What is it like being an artist at Arts Project Australia?

In this video, Arts Project Australia artists speak on some highlights of studio life.

Almost half a century ago, Arts Project Australia became the first full-time art studio in Australia for artists living with an intellectual disability. Since, the studio has flourished a supportive atmosphere, both for artistic practice and interpersonal connection.

“There’s a lot of love and laughter in the studio,” says Arts Project Australia director Sue Roff. “It’s very personal, you get to know the artists very well. It’s very intimate. There’s not a lot of turnover of artists, so the relationships are long term.”

Pre-COVID, artists practised in the studio six days a week, working in painting, drawing, printmaking, ceramics, digital photography, digital imaging, animation, 3D sculpture and professional practice. Over the last eight months, the studio turned virtual with many joining the Satellite Arts Program, which is currently continuing alongside a gradual return to the studio (due to low case numbers of the virus in Melbourne). With over 150 artists exploring their creative voice, the studio has unmatchable energy.

Here is what the artists have to say on practicing in the Arts Project Australia studio:

“It’s a contained, very, very controlled form of chaos.” – Mark Smith | at APA since 2007

“I like it.” – Chris O’Brien | at APA since 2002

“I’ve been an artist for a long time.”  Samantha Ashdown | at APA since 2000

“I’ve been coming here since the 14th of July 1997.” Chris Mason | at APA since 1997

“We all have different journeys, but we all have something in common. We have good materials!” Monica Lazzari | at APA since 2006

“It feels good. I’ve made a lot of friends.” Nick Capaldo | at APA since 2004

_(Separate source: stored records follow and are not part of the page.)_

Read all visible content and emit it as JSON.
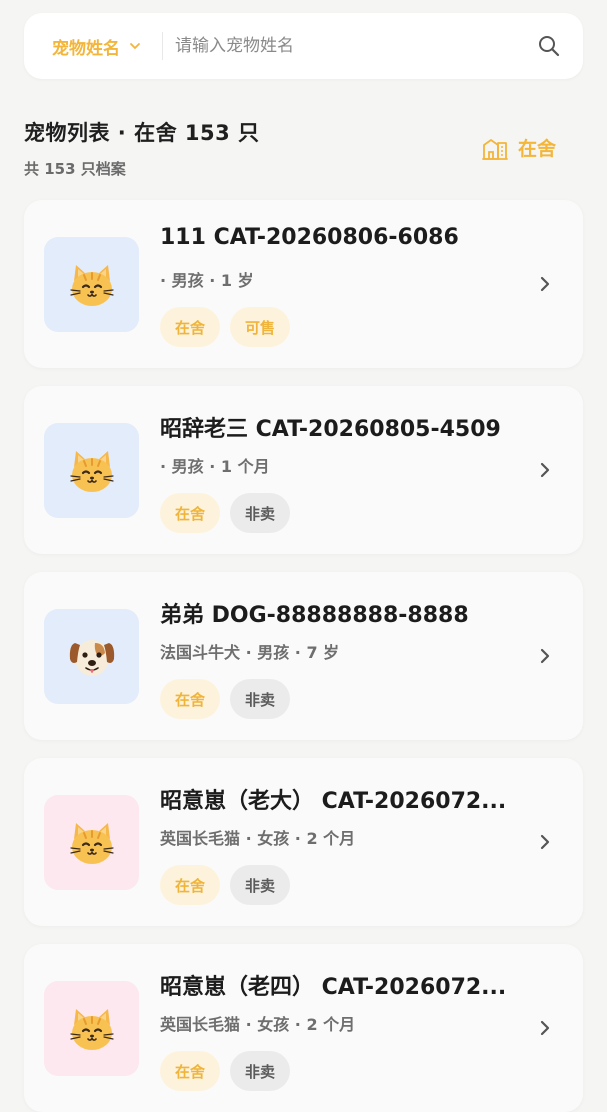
{
  "search": {
    "type_label": "宠物姓名",
    "placeholder": "请输入宠物姓名",
    "value": ""
  },
  "list": {
    "title": "宠物列表 · 在舍 153 只",
    "subtitle": "共 153 只档案",
    "status_filter": "在舍"
  },
  "colors": {
    "accent": "#f3b53a",
    "avatar_blue": "#e2ecfb",
    "avatar_pink": "#fde8ef"
  },
  "pets": [
    {
      "title": "111  CAT-20260806-6086",
      "meta": "· 男孩 · 1 岁",
      "avatar_icon": "cat-face-icon",
      "avatar_bg": "blue",
      "tags": [
        {
          "label": "在舍",
          "style": "yellow"
        },
        {
          "label": "可售",
          "style": "yellow"
        }
      ]
    },
    {
      "title": "昭辞老三  CAT-20260805-4509",
      "meta": "· 男孩 · 1 个月",
      "avatar_icon": "cat-face-icon",
      "avatar_bg": "blue",
      "tags": [
        {
          "label": "在舍",
          "style": "yellow"
        },
        {
          "label": "非卖",
          "style": "gray"
        }
      ]
    },
    {
      "title": "弟弟  DOG-88888888-8888",
      "meta": "法国斗牛犬 · 男孩 · 7 岁",
      "avatar_icon": "dog-face-icon",
      "avatar_bg": "blue",
      "tags": [
        {
          "label": "在舍",
          "style": "yellow"
        },
        {
          "label": "非卖",
          "style": "gray"
        }
      ]
    },
    {
      "title": "昭意崽（老大） CAT-2026072...",
      "meta": "英国长毛猫 · 女孩 · 2 个月",
      "avatar_icon": "cat-face-icon",
      "avatar_bg": "pink",
      "tags": [
        {
          "label": "在舍",
          "style": "yellow"
        },
        {
          "label": "非卖",
          "style": "gray"
        }
      ]
    },
    {
      "title": "昭意崽（老四） CAT-2026072...",
      "meta": "英国长毛猫 · 女孩 · 2 个月",
      "avatar_icon": "cat-face-icon",
      "avatar_bg": "pink",
      "tags": [
        {
          "label": "在舍",
          "style": "yellow"
        },
        {
          "label": "非卖",
          "style": "gray"
        }
      ]
    }
  ]
}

“You can be yourself. You can do art and make friends, and you always feel welcome.” Eden Menta | at APA since 2013